What Are the Limits to What Hackers Produce?
I’m writing this from an airplane somewhere over the US-Canadian border. I forgot my copy of Coding Freedom at home, and was cursing my ineptitude. But then it occurred to me that, given the subject, I could probably find a copy online. Sure enough, I downloaded a pdf via the airport wifi. (For free! – those Canadians…).
This, in the most mundane of ways, is a simple reenactment of what Gabriella Coleman writes of so compellingly in her new book. Gabriella, inspired no doubt in part by her years of exposure to hacking culture, struck a deal with her publishers. The resulting CC license gives all of us who might want to read the book more freedom to do what we want with it – read it on any device, search it, and even pull it up in an airport so we can file a nearly-too-late contribution to a terrific online discussion. Gabriella didn’t know I’d forget my book at home when she decided to negotiate the license. But she did have the sense – I assume – that she needed something more than copyright law to help her achieve what she wanted from her book. Which was in part to give to the rest of us more freedom than standard copyright law would allow.
But how far does that freedom go? This is surely one of the most important and interesting questions about this new form of making software, and the new legal forms that attend it. So that’s what I want to focus on here. One of the book’s great strengths is the spectacularly detailed and clear-eyed account that it provides of hacker culture, or at least a certain hacker culture.

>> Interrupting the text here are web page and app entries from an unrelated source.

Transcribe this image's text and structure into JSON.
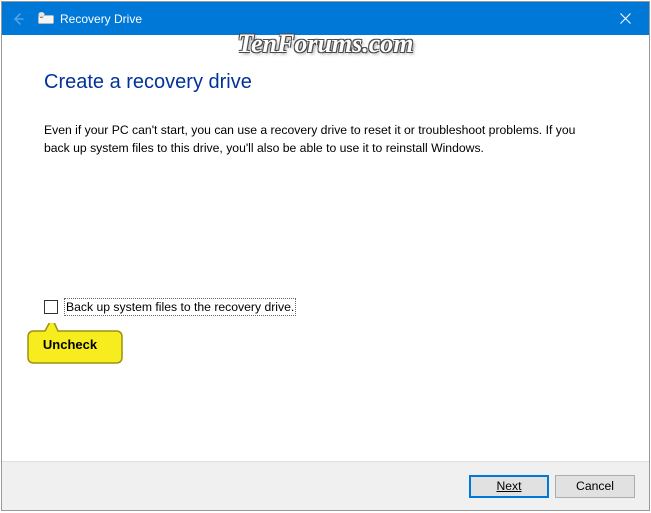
{
  "titlebar": {
    "title": "Recovery Drive"
  },
  "content": {
    "heading": "Create a recovery drive",
    "body": "Even if your PC can't start, you can use a recovery drive to reset it or troubleshoot problems. If you back up system files to this drive, you'll also be able to use it to reinstall Windows."
  },
  "checkbox": {
    "label": "Back up system files to the recovery drive.",
    "checked": false
  },
  "callout": {
    "text": "Uncheck"
  },
  "footer": {
    "next": "Next",
    "cancel": "Cancel"
  },
  "watermark": "TenForums.com"
}
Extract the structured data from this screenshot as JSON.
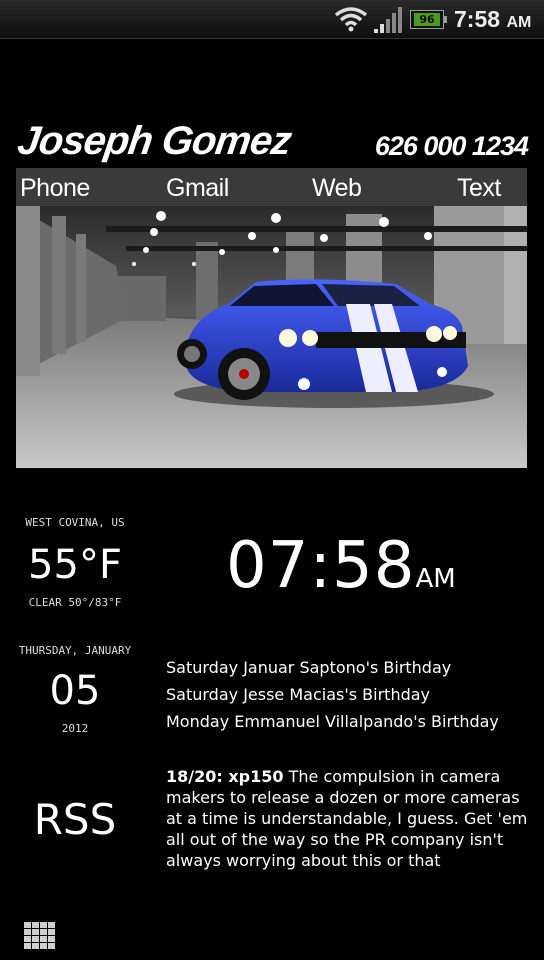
{
  "status_bar": {
    "battery": "96",
    "time": "7:58",
    "time_ampm": "AM",
    "icons": [
      "wifi-icon",
      "signal-icon",
      "battery-icon"
    ]
  },
  "contact": {
    "name": "Joseph Gomez",
    "number": "626 000 1234"
  },
  "actions": {
    "phone": "Phone",
    "gmail": "Gmail",
    "web": "Web",
    "text": "Text"
  },
  "weather": {
    "location": "WEST COVINA, US",
    "temperature": "55°F",
    "condition": "CLEAR 50°/83°F"
  },
  "clock": {
    "time": "07:58",
    "ampm": "AM"
  },
  "date": {
    "weekday_month": "THURSDAY, JANUARY",
    "day": "05",
    "year": "2012"
  },
  "events": [
    "Saturday Januar Saptono's Birthday",
    "Saturday Jesse Macias's Birthday",
    "Monday Emmanuel Villalpando's Birthday"
  ],
  "rss": {
    "label": "RSS",
    "title": "18/20: xp150",
    "body": "The compulsion in camera makers to release a dozen or more cameras at a time is understandable, I guess. Get 'em all out of the way so the PR company isn't always worrying about this or that"
  },
  "colors": {
    "background": "#000000",
    "car_body": "#2a3fc7",
    "action_bar": "#3a3a3a",
    "battery": "#4c9a1f"
  }
}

As it points out, this is a culture that is built upon a deep commitment to the pleasures of technology (like Ed Felten, I loved the bit on hacker humor), a ferocious conception of self-help and meritocratic ordering, and also to an overt aversion to things “political.”

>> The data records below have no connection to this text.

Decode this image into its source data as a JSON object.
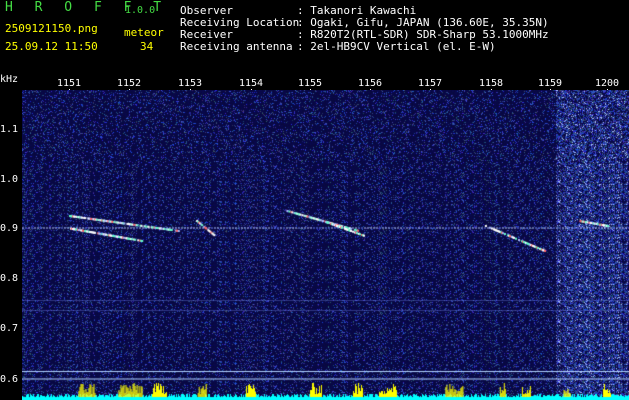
{
  "header": {
    "app_title": "H R O F F T",
    "version": "1.0.0",
    "filename": "2509121150.png",
    "timestamp": "25.09.12 11:50",
    "meteor_label": "meteor",
    "meteor_count": "34",
    "info": [
      {
        "key": "Observer",
        "value": ": Takanori Kawachi"
      },
      {
        "key": "Receiving Location",
        "value": ": Ogaki, Gifu, JAPAN (136.60E, 35.35N)"
      },
      {
        "key": "Receiver",
        "value": ": R820T2(RTL-SDR) SDR-Sharp 53.1000MHz"
      },
      {
        "key": "Receiving antenna",
        "value": ": 2el-HB9CV Vertical (el. E-W)"
      }
    ]
  },
  "chart_data": {
    "type": "heatmap",
    "ylabel": "kHz",
    "x_ticks": [
      "1151",
      "1152",
      "1153",
      "1154",
      "1155",
      "1156",
      "1157",
      "1158",
      "1159",
      "1200"
    ],
    "y_ticks": [
      "1.1",
      "1.0",
      "0.9",
      "0.8",
      "0.7",
      "0.6"
    ],
    "carrier_khz": 0.905,
    "meteor_traces": [
      {
        "t_start": "1151",
        "t_end": "1152.8",
        "f_start": 0.93,
        "f_end": 0.9
      },
      {
        "t_start": "1151",
        "t_end": "1152.2",
        "f_start": 0.905,
        "f_end": 0.88
      },
      {
        "t_start": "1153.1",
        "t_end": "1153.4",
        "f_start": 0.92,
        "f_end": 0.89
      },
      {
        "t_start": "1154.6",
        "t_end": "1155.8",
        "f_start": 0.94,
        "f_end": 0.9
      },
      {
        "t_start": "1155.2",
        "t_end": "1155.9",
        "f_start": 0.92,
        "f_end": 0.89
      },
      {
        "t_start": "1157.9",
        "t_end": "1158.9",
        "f_start": 0.91,
        "f_end": 0.86
      },
      {
        "t_start": "1159.5",
        "t_end": "1200",
        "f_start": 0.92,
        "f_end": 0.91
      }
    ],
    "colors": {
      "background": "#0a0a4a",
      "noise": "#3344cc",
      "signal": "#ffffff",
      "level": "#ffff00",
      "baseline": "#00ffff"
    }
  }
}
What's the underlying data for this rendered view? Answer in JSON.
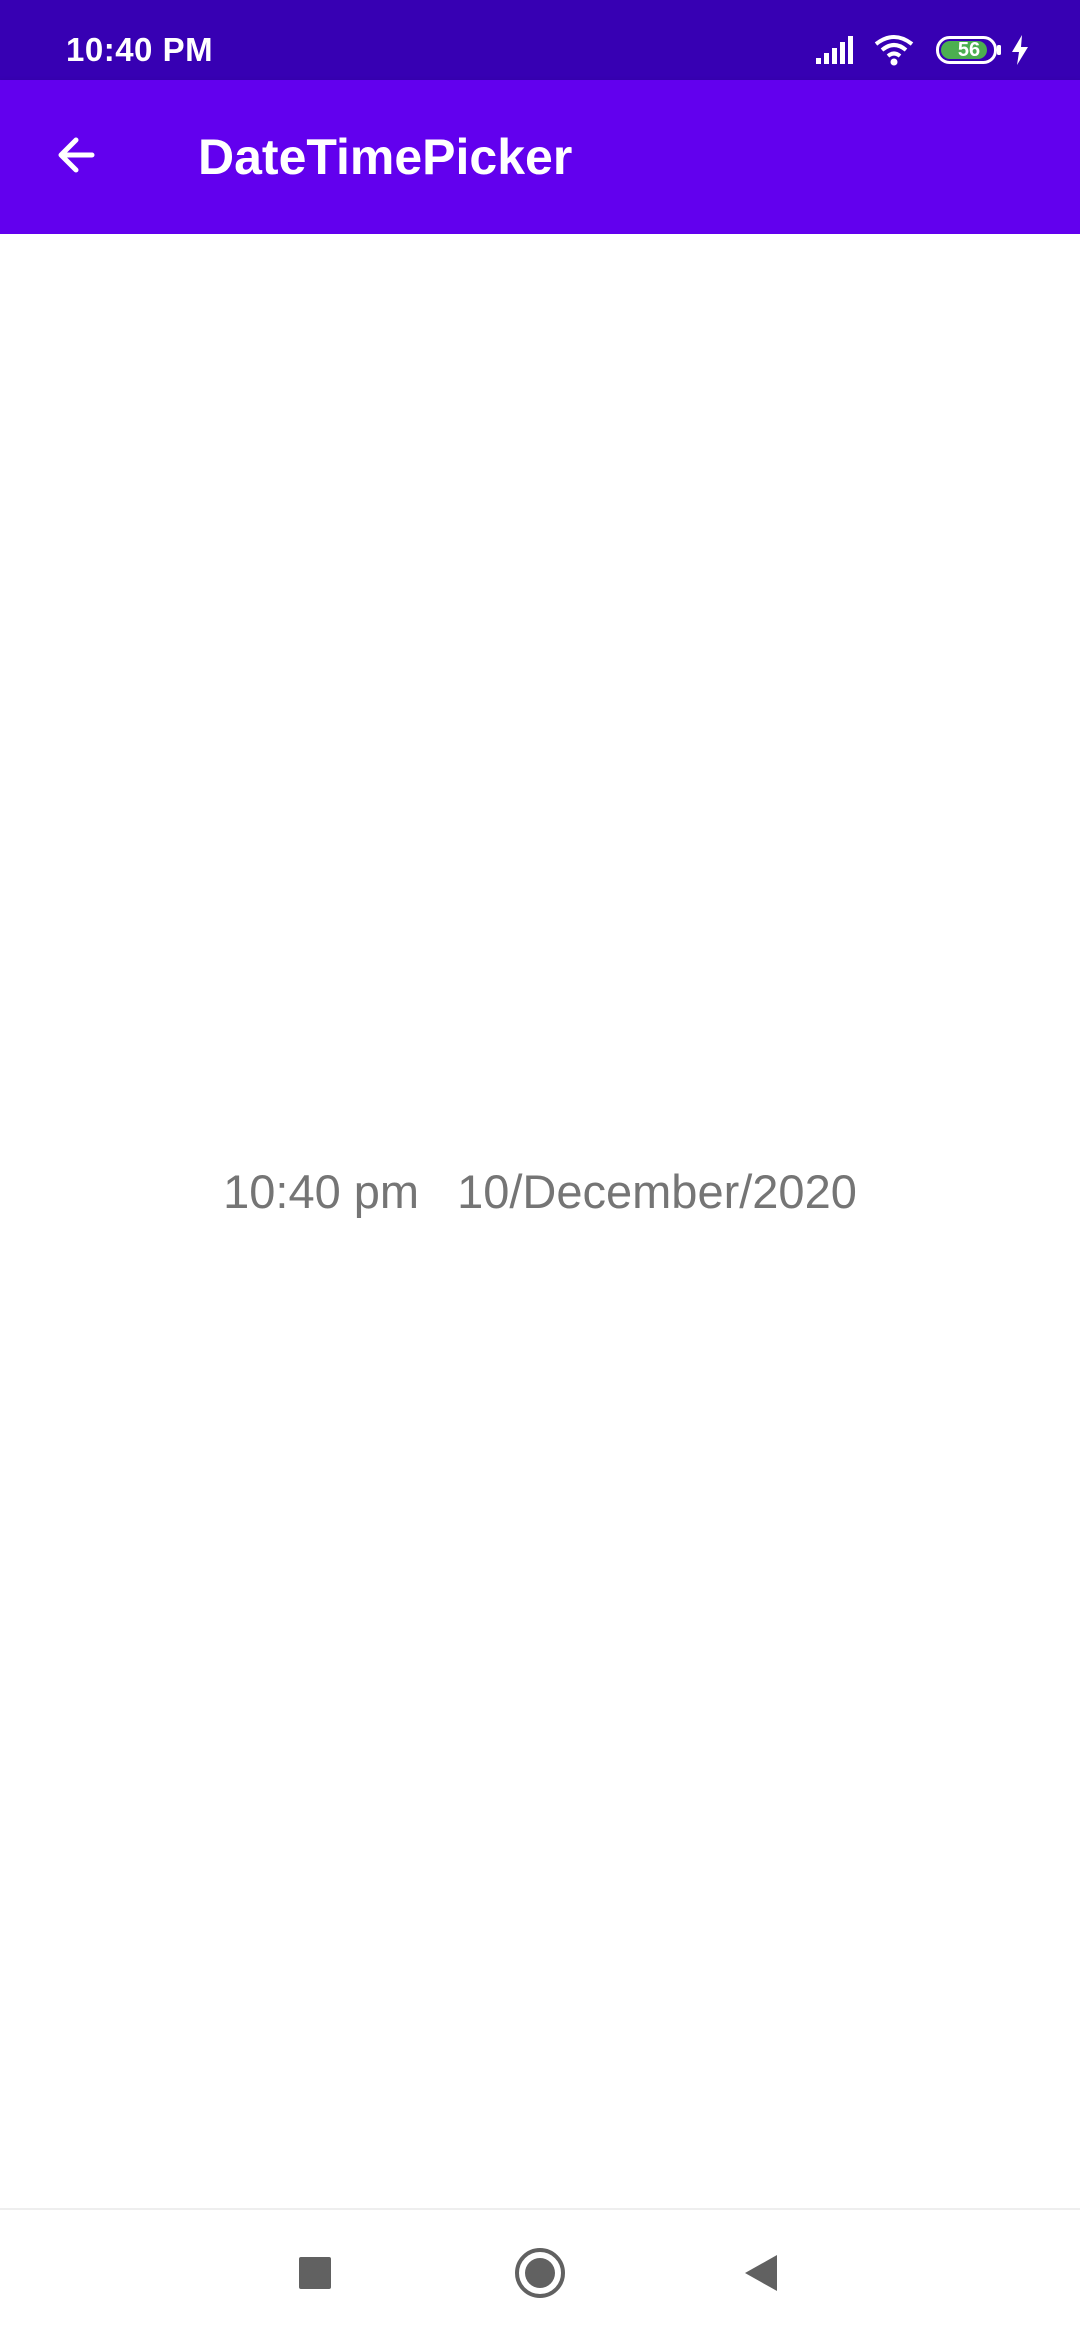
{
  "status_bar": {
    "time": "10:40 PM",
    "battery_level": "56",
    "icons": [
      "signal-icon",
      "wifi-icon",
      "battery-icon",
      "charging-icon"
    ],
    "background_color": "#3700b3"
  },
  "app_bar": {
    "title": "DateTimePicker",
    "back_icon": "arrow-back-icon",
    "background_color": "#6200ee"
  },
  "content": {
    "time_text": "10:40 pm",
    "date_text": "10/December/2020",
    "text_color": "#757575"
  },
  "nav_bar": {
    "icons": [
      "recents-square-icon",
      "home-circle-icon",
      "back-triangle-icon"
    ]
  }
}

As a few others have in the course of this discussion, I wonder too about the limits of a form of practical revolution that starts here. How far can this new mode of production take us, if it is characterized by technoelitism, an aversion to politics, and by a subject position that is decidedly fairly privileged and high-skilled? After all, you can’t be part of this crowd and lack access to a computer and internet connection, or be bereft of free time.
And this, in turn, makes me wonder: How should we understand the politics of not who gets what access to FOSS, but what gets made via F/OSS? In the parallel world of access to medicines work, which is where I mostly come from, there has been a concerted move to think not only about who has access to drugs, but whether we get the drugs we want and need in the first place. Market-based production doesn’t give us what we want in the drug domain, if “we” care about global health, because it only produces drugs for people with a lot of money.
Part of what is so interesting about the F/OSS movement and other commons-based or social modes of production is that they don’t have this orientation, and so don’t necessarily fail the test posed by even an anemic conception of distributive justice. But as the portrait in Coding Freedom clearly reveals, the hackers involved are real people – complex, and with undoubtedly many motivations, which are not all necessarily shared with the rest of us. Not that they necessarily aren’t shared with the rest of us – we all want good software, after all. But if we don’t share certain passions that drive this crowd – for example, if we don’t valorize self-help, or eternal and infinite connection to the Net, then can the F/OSS crowd produce what we want? Will we get, for example, software that’s too hard for the rest of us to use, or that makes everything connected to everything else when ALL WE WANT IS A LITTLE PEACE AND QUIET? (Ahem.) And will the hackers Gabriella writes about produce as many important goods for people far away as we would want (or as those people would want) – will they produce the IT version of a good malaria vaccine?
I’m not versed enough in the software world to have great purchase on how what hackers’ produce when they follow their interests might be different from what the rest of us are interested in having produced. But this seems to me an important question that parallels one about rules of access, and in some sense goes still deeper.